### Required work
The lines you return should be those containing the string "chevron", taken from the data below.

Collected data entries:
□ □ □ □

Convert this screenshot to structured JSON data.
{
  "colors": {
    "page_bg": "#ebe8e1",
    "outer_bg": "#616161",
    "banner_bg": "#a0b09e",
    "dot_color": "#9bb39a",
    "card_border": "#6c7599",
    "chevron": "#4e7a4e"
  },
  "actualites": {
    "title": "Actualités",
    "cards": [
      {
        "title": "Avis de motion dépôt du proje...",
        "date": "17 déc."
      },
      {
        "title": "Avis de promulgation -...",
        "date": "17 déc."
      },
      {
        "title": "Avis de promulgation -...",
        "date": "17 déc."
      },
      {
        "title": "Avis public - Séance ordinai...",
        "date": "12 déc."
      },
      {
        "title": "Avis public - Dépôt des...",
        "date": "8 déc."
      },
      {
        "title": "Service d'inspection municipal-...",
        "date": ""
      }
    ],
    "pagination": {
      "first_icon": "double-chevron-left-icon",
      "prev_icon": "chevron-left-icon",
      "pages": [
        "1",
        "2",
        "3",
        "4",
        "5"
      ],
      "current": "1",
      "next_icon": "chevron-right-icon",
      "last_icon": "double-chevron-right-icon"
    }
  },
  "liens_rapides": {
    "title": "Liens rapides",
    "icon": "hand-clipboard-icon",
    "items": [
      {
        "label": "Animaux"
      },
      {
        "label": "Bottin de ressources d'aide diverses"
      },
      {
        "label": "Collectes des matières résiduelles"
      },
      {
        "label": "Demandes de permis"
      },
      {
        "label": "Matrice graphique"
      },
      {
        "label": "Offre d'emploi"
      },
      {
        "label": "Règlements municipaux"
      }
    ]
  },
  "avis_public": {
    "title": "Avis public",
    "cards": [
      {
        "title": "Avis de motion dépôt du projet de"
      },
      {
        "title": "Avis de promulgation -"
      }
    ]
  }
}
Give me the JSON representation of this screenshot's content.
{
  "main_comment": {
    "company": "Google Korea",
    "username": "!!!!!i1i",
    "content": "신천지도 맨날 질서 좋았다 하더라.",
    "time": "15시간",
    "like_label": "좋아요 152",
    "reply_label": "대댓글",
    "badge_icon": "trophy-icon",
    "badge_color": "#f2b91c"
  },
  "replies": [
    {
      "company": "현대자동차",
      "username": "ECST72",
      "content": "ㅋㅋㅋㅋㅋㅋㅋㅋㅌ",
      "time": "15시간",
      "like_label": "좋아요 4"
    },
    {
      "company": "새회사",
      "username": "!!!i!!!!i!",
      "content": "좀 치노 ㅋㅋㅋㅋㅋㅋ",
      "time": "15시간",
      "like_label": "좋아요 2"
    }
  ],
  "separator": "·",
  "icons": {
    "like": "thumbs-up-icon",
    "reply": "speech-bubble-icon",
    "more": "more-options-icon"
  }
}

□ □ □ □

### Worked solution
    "chevron": "#4e7a4e"
      "first_icon": "double-chevron-left-icon",
      "prev_icon": "chevron-left-icon",
      "next_icon": "chevron-right-icon",
      "last_icon": "double-chevron-right-icon"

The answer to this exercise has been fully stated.